ACTIVITY: Set down all of the records word for word.

SUPPLIED MATERIAL:
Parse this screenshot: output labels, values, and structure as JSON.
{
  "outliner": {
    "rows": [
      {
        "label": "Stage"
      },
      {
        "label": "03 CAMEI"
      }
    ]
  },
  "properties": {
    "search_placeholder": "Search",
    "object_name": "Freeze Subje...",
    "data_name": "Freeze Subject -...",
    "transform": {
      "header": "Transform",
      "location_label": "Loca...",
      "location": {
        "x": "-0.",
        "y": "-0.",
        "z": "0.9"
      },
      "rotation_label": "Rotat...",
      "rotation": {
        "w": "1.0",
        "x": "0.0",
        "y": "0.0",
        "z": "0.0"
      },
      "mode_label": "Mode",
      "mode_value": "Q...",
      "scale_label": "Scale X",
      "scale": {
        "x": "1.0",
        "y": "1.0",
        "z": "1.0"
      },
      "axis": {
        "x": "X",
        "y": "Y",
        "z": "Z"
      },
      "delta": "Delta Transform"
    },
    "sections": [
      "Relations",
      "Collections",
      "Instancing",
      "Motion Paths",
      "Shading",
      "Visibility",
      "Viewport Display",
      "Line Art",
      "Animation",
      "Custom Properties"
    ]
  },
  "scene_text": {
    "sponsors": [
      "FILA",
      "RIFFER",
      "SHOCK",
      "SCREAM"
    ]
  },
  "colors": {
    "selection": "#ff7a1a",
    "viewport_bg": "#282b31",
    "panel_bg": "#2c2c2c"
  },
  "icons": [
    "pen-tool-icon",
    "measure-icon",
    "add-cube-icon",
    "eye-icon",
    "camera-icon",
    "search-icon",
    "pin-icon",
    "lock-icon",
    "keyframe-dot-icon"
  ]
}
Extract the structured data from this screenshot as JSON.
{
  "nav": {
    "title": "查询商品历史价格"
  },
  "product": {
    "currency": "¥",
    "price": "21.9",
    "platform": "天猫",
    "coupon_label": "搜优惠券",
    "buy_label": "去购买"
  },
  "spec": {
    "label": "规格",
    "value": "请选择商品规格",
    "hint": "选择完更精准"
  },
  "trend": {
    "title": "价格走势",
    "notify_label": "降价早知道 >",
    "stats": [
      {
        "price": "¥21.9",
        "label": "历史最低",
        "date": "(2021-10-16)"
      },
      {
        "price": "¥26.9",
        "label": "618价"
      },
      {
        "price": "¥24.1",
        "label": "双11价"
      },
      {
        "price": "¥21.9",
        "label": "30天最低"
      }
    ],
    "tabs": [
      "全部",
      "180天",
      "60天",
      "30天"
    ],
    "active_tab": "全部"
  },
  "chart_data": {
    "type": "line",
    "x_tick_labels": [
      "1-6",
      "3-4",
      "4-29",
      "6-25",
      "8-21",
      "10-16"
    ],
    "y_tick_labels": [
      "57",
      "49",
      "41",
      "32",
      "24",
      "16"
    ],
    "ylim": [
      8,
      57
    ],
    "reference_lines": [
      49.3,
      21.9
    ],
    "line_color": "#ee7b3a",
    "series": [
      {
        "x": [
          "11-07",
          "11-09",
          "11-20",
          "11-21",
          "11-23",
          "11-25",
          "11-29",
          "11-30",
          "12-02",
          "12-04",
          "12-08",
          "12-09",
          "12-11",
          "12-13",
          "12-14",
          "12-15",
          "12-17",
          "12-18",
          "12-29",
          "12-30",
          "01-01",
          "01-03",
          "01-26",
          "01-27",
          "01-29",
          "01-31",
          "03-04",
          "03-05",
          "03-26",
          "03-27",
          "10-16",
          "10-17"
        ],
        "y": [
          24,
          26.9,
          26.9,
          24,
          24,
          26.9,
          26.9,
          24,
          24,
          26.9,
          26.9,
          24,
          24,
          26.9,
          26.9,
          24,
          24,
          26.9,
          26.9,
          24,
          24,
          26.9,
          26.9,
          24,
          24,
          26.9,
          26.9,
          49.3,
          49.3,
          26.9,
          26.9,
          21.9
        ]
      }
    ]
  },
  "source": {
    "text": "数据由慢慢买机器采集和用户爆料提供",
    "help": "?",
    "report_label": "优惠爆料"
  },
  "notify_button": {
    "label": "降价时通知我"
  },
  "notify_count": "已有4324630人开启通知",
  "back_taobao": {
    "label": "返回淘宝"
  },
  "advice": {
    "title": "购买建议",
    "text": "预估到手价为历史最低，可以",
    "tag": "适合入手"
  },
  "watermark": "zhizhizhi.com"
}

RESULT FOR THIS EXERCISE:
Parse this screenshot: output labels, values, and structure as JSON.
{
  "outliner": {
    "rows": [
      {
        "label": "Stage"
      },
      {
        "label": "03 CAMEI"
      }
    ]
  },
  "properties": {
    "search_placeholder": "Search",
    "object_name": "Freeze Subje...",
    "data_name": "Freeze Subject -...",
    "transform": {
      "header": "Transform",
      "location_label": "Loca...",
      "location": {
        "x": "-0.",
        "y": "-0.",
        "z": "0.9"
      },
      "rotation_label": "Rotat...",
      "rotation": {
        "w": "1.0",
        "x": "0.0",
        "y": "0.0",
        "z": "0.0"
      },
      "mode_label": "Mode",
      "mode_value": "Q...",
      "scale_label": "Scale X",
      "scale": {
        "x": "1.0",
        "y": "1.0",
        "z": "1.0"
      },
      "axis": {
        "x": "X",
        "y": "Y",
        "z": "Z"
      },
      "delta": "Delta Transform"
    },
    "sections": [
      "Relations",
      "Collections",
      "Instancing",
      "Motion Paths",
      "Shading",
      "Visibility",
      "Viewport Display",
      "Line Art",
      "Animation",
      "Custom Properties"
    ]
  },
  "scene_text": {
    "sponsors": [
      "FILA",
      "RIFFER",
      "SHOCK",
      "SCREAM"
    ]
  },
  "colors": {
    "selection": "#ff7a1a",
    "viewport_bg": "#282b31",
    "panel_bg": "#2c2c2c"
  },
  "icons": [
    "pen-tool-icon",
    "measure-icon",
    "add-cube-icon",
    "eye-icon",
    "camera-icon",
    "search-icon",
    "pin-icon",
    "lock-icon",
    "keyframe-dot-icon"
  ]
}
Extract the structured data from this screenshot as JSON.
{
  "nav": {
    "title": "查询商品历史价格"
  },
  "product": {
    "currency": "¥",
    "price": "21.9",
    "platform": "天猫",
    "coupon_label": "搜优惠券",
    "buy_label": "去购买"
  },
  "spec": {
    "label": "规格",
    "value": "请选择商品规格",
    "hint": "选择完更精准"
  },
  "trend": {
    "title": "价格走势",
    "notify_label": "降价早知道 >",
    "stats": [
      {
        "price": "¥21.9",
        "label": "历史最低",
        "date": "(2021-10-16)"
      },
      {
        "price": "¥26.9",
        "label": "618价"
      },
      {
        "price": "¥24.1",
        "label": "双11价"
      },
      {
        "price": "¥21.9",
        "label": "30天最低"
      }
    ],
    "tabs": [
      "全部",
      "180天",
      "60天",
      "30天"
    ],
    "active_tab": "全部"
  },
  "chart_data": {
    "type": "line",
    "x_tick_labels": [
      "1-6",
      "3-4",
      "4-29",
      "6-25",
      "8-21",
      "10-16"
    ],
    "y_tick_labels": [
      "57",
      "49",
      "41",
      "32",
      "24",
      "16"
    ],
    "ylim": [
      8,
      57
    ],
    "reference_lines": [
      49.3,
      21.9
    ],
    "line_color": "#ee7b3a",
    "series": [
      {
        "x": [
          "11-07",
          "11-09",
          "11-20",
          "11-21",
          "11-23",
          "11-25",
          "11-29",
          "11-30",
          "12-02",
          "12-04",
          "12-08",
          "12-09",
          "12-11",
          "12-13",
          "12-14",
          "12-15",
          "12-17",
          "12-18",
          "12-29",
          "12-30",
          "01-01",
          "01-03",
          "01-26",
          "01-27",
          "01-29",
          "01-31",
          "03-04",
          "03-05",
          "03-26",
          "03-27",
          "10-16",
          "10-17"
        ],
        "y": [
          24,
          26.9,
          26.9,
          24,
          24,
          26.9,
          26.9,
          24,
          24,
          26.9,
          26.9,
          24,
          24,
          26.9,
          26.9,
          24,
          24,
          26.9,
          26.9,
          24,
          24,
          26.9,
          26.9,
          24,
          24,
          26.9,
          26.9,
          49.3,
          49.3,
          26.9,
          26.9,
          21.9
        ]
      }
    ]
  },
  "source": {
    "text": "数据由慢慢买机器采集和用户爆料提供",
    "help": "?",
    "report_label": "优惠爆料"
  },
  "notify_button": {
    "label": "降价时通知我"
  },
  "notify_count": "已有4324630人开启通知",
  "back_taobao": {
    "label": "返回淘宝"
  },
  "advice": {
    "title": "购买建议",
    "text": "预估到手价为历史最低，可以",
    "tag": "适合入手"
  },
  "watermark": "zhizhizhi.com"
}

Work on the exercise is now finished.